We're Not Facebook's Customers. We're Its Products.
I recently asked my daughter if she’d seen the Facebook ads that pop up constantly in my feed. The ones for a magical gloss that erases lip lines and gives women plump, juicy kissers.
She said no.
Of course she hadn't. Those ads are aimed at desperate women my age, whose lips are disappearing.
She sees ads for things young women want. Tattoo-disguising makeup, I suppose. Birth control gadgets. Sexy lingerie. Items that don't interest the lipless crew.
How does Facebook know my lips are endangered and my kid's aren’t? Through all of the info we’ve merrily tossed them with our “likes,” clicks and comments over the years. Oh, and the personal stuff in our profiles that we think is secret because we marked it "private."
Facebook knows a lot about us.

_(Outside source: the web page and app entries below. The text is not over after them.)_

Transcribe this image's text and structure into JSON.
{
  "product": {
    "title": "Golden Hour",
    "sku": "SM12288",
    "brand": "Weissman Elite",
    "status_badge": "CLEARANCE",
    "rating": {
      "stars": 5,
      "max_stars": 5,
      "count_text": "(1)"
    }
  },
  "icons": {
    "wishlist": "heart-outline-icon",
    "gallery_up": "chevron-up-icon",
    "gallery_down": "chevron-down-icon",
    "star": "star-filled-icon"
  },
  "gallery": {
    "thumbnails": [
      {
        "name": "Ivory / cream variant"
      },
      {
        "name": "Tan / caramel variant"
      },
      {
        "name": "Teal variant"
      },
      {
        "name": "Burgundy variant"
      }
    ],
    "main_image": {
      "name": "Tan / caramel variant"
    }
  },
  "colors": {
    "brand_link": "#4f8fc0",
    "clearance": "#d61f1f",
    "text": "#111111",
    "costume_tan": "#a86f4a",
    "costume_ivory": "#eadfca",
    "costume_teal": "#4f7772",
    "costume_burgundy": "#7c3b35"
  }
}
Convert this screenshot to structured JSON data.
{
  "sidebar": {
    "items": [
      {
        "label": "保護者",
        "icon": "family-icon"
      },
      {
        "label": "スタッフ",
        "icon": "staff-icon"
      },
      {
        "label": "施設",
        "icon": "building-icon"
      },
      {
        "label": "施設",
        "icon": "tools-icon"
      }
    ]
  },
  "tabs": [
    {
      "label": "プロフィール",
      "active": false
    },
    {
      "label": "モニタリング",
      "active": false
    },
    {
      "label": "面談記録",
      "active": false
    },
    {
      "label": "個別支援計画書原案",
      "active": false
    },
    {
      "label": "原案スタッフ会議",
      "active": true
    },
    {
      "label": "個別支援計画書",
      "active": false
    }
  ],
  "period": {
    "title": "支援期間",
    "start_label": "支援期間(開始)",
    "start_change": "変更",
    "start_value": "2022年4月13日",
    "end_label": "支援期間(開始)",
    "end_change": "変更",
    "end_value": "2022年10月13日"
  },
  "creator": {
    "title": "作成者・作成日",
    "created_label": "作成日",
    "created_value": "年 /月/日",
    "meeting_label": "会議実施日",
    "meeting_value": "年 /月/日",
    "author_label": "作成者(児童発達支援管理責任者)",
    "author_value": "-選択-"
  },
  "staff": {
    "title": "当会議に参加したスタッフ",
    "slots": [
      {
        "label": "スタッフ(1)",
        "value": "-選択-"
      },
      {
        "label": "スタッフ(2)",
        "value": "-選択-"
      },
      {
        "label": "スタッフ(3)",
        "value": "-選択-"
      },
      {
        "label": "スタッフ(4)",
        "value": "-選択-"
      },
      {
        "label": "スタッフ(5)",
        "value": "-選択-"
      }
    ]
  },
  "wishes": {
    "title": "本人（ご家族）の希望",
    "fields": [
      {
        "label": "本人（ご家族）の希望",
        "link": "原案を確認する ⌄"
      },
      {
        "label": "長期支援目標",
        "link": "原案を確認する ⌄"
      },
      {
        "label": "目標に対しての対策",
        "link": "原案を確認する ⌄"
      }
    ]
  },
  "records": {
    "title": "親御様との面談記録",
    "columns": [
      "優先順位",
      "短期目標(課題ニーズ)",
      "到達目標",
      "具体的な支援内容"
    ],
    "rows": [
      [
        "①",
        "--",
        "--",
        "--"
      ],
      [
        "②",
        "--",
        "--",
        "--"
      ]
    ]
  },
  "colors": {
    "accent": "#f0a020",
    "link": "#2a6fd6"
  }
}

Which bring us to the latest news: A political outfit used Facebook to get their grubby paws on our personal information and then they blasted campaign ads at us based on our personality traits.
We’re supposed to be shocked and outraged about this Facebook news.
But other than what it’s done to the stock market - and my 401K - I’m not that angry.
And I’m definitely not surprised.
Ever since the Obama campaign boasted about how they grabbed lists of friends and friends of friends on Facebook, we knew where this was headed.
In a story headlined "Funny, When Obama Harvested Facebook Data On Millions of Users To Win in 2012, Everyone Cheered," Investor’s Business Daily claims that the current outrage is more about who may have benefited from the latest data mining - Trump - than by the deceptive process itself.
I think IBD may be right.
“In 2012, the Obama campaign encouraged supporters to download an Obama 2012 Facebook app that, when activated, let the campaign collect Facebook data both on users and their friends…,” IBD reports.
“The campaign boasted that more than a million people downloaded the app, which, given an average friend-list size of 190, means that as many as 190 million had at least some of their Facebook data vacuumed up by the Obama campaign — without their knowledge or consent.
“This … gave Obama an unprecedented ability to reach out to non-supporters. More important, the campaign could deliver carefully targeted campaign messages disguised as messages from friends to millions of Facebook users…"
Geez. Not exactly honest and above board, but where was the outcry?
Fast forward to 2014 and we learn that many Facebook users downloaded a Cambridge personality quiz that they were told, “…would be used for academic purposes.”
It wasn't. Instead, it was used to harvest their data and that of their friends, which meant "tens of millions" of people had their personal information gleaned without their permission. It was used to craft political ads for conservative candidates.
That’s sneaky and deceptive. But is it worse than disguising campaign memos as messages from friends?
You decide. I’m not looking for a debate about whose campaign was the most underhanded in its use of social media.
It's all a sobering reminder of one important thing: We're not Facebook’s customers. We’re its products.
Remember that the next time you’re tempted to answer dopey questions on one of those lame quizzes, such as “Which Sex In The City Character Are You?”